J. R. started singing along with his family while working. The Cash farm flooded during the family's time in Dyess which led Cash to write the song "Five Feet High and Rising", his family's economic and personal struggles during the Great Depression inspired many of his songs those about other people facing similar difficulties. He had sympathy for the poor and working class. Cash was close to his older brother, Jack. On Saturday May 12, 1944, Jack was pulled into an unguarded table saw at his high school while cutting oak into fence posts as his job and was cut in two, he lingered until the following Saturday. Cash spoke of the horrible guilt he felt over this incident. According to Cash: The Autobiography, his father was away that morning, but Johnny and his mother, Jack himself, all had premonitions or a sense of foreboding about that day, his mother urged Jack to go fishing with his brother. Jack insisted on working. On his deathbed, Jack said he had visions of angels. Decades Cash spoke of looking forward to meeting his brother in Heaven.

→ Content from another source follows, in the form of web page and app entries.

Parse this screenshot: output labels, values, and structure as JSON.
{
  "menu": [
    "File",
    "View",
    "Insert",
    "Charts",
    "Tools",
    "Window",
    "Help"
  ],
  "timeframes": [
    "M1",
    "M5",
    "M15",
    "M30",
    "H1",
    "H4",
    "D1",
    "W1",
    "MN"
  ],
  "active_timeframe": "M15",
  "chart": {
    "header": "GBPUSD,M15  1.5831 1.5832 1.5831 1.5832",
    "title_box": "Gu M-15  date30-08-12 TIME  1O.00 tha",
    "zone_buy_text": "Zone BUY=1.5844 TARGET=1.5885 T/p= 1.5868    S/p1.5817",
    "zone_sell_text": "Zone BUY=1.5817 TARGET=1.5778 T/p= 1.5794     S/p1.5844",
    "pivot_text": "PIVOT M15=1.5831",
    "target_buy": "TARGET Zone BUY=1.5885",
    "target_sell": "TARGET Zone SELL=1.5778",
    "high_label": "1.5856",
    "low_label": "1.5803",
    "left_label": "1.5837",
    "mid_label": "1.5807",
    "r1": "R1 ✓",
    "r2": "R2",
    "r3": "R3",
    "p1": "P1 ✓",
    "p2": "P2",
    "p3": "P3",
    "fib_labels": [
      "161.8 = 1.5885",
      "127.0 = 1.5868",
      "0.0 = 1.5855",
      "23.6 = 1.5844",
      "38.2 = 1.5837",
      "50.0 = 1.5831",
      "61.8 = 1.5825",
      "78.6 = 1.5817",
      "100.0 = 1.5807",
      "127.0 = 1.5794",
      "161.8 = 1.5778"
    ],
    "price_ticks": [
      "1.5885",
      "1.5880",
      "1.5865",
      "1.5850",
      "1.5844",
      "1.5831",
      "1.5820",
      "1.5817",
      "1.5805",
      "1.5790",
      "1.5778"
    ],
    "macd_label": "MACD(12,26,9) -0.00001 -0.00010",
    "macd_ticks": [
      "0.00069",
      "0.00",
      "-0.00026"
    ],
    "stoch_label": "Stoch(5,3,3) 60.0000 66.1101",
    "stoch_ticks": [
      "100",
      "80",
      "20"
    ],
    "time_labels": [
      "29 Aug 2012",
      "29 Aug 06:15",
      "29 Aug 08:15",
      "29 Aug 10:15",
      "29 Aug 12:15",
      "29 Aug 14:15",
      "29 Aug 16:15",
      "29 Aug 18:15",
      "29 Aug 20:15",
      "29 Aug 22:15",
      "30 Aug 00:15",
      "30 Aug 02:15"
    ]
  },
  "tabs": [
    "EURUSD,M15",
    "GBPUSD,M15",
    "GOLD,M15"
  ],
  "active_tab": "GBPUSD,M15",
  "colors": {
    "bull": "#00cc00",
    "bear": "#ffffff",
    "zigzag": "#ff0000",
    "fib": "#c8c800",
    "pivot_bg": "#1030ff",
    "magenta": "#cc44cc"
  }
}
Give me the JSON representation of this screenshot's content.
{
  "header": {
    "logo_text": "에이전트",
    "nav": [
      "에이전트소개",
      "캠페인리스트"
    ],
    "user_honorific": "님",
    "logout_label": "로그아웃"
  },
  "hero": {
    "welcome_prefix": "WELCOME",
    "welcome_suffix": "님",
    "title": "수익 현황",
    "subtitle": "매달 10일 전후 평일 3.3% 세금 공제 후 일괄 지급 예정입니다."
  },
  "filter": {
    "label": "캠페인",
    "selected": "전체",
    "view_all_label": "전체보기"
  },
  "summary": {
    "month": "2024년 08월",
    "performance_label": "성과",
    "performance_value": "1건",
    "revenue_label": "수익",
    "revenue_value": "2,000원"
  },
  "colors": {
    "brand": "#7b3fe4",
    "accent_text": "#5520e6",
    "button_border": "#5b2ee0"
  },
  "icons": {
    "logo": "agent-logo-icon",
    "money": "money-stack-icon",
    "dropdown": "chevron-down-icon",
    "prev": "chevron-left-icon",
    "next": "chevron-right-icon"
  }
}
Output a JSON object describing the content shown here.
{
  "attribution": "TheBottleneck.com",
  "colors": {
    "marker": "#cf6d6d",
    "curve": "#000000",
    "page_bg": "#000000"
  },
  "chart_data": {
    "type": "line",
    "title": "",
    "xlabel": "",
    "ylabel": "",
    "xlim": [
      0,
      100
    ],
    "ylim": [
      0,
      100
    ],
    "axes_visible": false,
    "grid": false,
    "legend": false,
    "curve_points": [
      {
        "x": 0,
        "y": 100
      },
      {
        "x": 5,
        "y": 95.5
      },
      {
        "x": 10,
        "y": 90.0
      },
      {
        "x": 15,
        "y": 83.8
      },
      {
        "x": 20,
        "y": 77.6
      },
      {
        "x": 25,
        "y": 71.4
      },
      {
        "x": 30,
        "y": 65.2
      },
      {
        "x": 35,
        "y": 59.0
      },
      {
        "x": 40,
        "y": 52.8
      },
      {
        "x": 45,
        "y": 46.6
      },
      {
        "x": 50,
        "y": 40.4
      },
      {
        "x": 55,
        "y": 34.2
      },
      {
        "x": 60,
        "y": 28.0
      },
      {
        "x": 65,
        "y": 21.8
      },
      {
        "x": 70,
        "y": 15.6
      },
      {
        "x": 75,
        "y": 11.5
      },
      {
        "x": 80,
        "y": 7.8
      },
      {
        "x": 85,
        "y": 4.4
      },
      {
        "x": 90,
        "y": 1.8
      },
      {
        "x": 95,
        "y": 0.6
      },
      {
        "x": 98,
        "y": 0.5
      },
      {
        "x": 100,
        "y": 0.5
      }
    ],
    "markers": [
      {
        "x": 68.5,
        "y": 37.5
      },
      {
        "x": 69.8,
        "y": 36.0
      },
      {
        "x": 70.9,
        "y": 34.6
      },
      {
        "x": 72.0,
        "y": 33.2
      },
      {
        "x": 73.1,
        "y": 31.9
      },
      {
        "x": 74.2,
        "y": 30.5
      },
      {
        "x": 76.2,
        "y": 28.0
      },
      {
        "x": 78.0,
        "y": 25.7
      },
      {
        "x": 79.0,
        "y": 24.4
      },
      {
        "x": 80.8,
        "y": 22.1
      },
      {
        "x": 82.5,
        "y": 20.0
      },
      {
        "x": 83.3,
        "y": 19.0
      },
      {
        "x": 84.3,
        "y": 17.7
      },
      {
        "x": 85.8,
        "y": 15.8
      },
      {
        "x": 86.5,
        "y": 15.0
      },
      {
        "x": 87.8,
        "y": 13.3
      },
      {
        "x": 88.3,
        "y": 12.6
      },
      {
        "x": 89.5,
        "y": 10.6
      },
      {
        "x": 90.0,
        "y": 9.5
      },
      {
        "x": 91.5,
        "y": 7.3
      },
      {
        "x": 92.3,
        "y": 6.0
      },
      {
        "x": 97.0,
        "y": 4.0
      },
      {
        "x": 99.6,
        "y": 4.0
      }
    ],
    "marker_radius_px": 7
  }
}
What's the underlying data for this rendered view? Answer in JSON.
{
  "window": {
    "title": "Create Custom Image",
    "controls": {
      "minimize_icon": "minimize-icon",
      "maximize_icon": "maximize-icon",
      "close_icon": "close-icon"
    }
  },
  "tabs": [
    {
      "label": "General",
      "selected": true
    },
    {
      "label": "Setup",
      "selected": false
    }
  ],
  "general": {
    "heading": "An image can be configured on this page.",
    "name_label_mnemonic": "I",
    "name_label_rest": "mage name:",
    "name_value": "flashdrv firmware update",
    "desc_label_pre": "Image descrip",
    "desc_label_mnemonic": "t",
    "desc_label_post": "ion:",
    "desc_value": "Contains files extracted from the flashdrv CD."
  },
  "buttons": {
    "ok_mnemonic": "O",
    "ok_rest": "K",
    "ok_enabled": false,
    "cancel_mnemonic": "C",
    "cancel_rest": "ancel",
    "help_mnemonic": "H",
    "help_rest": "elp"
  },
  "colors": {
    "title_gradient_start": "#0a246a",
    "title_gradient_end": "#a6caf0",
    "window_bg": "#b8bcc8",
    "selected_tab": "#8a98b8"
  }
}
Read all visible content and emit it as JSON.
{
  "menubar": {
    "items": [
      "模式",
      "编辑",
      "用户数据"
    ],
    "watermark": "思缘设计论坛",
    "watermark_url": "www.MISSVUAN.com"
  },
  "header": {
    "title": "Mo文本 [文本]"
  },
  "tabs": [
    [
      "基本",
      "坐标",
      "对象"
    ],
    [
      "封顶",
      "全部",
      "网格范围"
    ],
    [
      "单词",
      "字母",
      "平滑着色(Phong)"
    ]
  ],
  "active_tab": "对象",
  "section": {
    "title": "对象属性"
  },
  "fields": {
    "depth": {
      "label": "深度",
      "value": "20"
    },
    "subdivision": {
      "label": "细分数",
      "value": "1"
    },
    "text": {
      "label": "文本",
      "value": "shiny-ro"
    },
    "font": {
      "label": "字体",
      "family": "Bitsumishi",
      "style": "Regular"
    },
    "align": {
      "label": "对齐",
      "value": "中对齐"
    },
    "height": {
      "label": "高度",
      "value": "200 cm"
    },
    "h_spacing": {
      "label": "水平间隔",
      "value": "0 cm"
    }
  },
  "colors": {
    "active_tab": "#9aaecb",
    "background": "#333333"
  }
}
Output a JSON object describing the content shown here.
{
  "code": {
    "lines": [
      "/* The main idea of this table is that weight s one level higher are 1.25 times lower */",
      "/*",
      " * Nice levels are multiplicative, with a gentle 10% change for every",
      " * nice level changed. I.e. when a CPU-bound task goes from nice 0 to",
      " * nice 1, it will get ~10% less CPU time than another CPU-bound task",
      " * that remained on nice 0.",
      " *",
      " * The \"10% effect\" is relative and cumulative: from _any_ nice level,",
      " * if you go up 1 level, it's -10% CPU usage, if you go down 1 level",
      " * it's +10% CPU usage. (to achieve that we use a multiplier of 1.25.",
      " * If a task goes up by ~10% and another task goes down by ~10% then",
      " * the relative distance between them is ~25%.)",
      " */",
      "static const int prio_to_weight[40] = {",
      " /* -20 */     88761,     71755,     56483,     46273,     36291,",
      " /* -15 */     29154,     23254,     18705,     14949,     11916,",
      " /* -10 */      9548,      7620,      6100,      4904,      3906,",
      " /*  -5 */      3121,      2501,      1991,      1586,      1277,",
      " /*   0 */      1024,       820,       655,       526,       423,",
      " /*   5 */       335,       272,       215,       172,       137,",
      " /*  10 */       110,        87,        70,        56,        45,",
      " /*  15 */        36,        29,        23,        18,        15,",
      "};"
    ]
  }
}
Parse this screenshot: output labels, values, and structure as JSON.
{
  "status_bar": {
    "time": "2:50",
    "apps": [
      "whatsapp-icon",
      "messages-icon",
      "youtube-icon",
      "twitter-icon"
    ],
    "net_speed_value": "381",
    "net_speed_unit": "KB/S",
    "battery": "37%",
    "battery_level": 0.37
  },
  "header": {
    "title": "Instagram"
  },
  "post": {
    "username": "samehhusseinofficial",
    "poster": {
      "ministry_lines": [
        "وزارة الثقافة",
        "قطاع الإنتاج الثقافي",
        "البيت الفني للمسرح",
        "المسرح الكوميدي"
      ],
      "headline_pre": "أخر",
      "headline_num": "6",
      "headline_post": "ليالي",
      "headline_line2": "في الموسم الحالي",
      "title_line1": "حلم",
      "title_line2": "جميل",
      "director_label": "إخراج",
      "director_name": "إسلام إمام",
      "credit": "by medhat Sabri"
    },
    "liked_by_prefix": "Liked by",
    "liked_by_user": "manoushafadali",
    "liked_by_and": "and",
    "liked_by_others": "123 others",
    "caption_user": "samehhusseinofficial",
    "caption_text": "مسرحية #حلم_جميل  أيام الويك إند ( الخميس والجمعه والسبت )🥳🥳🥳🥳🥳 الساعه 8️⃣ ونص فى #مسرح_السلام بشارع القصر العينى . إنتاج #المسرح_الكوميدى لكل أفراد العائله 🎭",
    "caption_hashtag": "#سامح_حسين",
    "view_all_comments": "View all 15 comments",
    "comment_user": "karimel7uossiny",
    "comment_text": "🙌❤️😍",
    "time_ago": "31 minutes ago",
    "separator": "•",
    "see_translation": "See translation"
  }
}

Cash's early memories were dominated by gospel radio. Taught guitar by his mother and a childhood friend, Cash began playing and writing songs at the age of 12; when young, Cash had a high-tenor voice, before becoming a bass-baritone after his voice changed. In high school, he sang on a local radio station. Decades he released an album of traditional gospel songs, called My Mother's Hymn Book, he was significantly influenced by traditional Irish music, which he heard performed weekly by Dennis Day on the Jack Benny radio program. Cash enlisted in the United States Air Force on July 7, 1950. After basic training at Lackland Air Force Base and technical training at Brooks Air Force Base, both in San Antonio, Cash was assigned to the 12th Radio Squadron Mobile of the U. S. Air Force Security Service at Landsberg, Germany, as a Morse code operator intercepting Soviet Army transmissions, it was there he created his first band, named "The Landsberg Barbarians". He was honorably discharged as a staff sergeant on July 3, 1954, returned to Texas.
During his military service, he acquired a distinctive scar on the right side of his jaw as a result of surgery to remove a cyst. On July 18, 1951, while in Air Force training, Cash met 17-year-old Italian-American Vivian Liberto at a roller skating rink in her native San Antonio, they dated for three weeks. During that time, the couple exchanged hundreds of pages of love letters. On August 7, 1954, one month after his discharge, they were married at St. Ann's Roman Catholic Church in San Antonio; the ceremony was performed by Vincent Liberto. They had four daughters: Rosanne, Kathy and Tara. In 1961, Johnny moved his family to a hilltop home overlooking Casitas Springs, California, a small town south of Ojai on Highway 33, he had moved his parents to the area to run a small trailer park called the Johnny Cash Trailer Park. Johnny's drinking led to several run-ins with local law enforcement